For the data below, report only the number of lines containing the string "JSON".

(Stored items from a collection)

####

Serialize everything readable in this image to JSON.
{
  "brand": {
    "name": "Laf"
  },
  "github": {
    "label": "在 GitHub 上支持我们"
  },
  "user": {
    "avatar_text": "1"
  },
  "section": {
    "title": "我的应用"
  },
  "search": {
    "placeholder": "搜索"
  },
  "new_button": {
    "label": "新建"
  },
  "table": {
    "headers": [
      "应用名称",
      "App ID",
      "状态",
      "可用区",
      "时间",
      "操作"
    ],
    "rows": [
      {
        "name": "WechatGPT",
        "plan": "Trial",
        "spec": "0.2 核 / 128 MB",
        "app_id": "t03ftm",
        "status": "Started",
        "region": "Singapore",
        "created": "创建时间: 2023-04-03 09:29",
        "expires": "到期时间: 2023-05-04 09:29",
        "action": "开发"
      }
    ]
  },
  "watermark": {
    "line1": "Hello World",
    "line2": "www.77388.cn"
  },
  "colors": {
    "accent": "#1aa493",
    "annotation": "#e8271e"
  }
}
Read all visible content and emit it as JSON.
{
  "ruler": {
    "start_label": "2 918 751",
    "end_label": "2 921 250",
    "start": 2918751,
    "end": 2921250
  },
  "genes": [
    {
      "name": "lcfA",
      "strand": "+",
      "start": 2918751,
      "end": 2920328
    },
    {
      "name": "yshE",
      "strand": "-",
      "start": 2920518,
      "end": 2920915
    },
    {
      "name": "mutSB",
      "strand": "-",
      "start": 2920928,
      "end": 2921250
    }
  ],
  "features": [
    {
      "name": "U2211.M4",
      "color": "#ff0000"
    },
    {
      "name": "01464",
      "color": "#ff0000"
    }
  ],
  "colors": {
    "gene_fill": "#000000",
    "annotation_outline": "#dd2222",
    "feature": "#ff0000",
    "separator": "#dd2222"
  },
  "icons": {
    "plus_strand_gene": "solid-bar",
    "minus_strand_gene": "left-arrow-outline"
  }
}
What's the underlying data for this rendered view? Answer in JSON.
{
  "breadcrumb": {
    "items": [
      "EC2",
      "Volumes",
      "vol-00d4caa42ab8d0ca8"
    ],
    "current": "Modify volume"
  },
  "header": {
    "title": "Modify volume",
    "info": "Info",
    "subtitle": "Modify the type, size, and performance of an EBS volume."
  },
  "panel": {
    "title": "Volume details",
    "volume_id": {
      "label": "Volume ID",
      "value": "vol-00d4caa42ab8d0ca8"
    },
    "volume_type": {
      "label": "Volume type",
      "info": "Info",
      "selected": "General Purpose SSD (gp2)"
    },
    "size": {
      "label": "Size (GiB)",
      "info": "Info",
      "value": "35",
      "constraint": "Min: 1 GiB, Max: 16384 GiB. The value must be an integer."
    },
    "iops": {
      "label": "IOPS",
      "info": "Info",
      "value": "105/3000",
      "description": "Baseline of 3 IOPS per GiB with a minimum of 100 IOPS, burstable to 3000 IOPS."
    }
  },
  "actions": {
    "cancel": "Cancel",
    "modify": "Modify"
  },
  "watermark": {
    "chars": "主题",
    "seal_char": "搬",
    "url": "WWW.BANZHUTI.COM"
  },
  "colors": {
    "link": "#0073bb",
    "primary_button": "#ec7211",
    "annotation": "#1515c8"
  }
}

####

[Response to this exercise]
3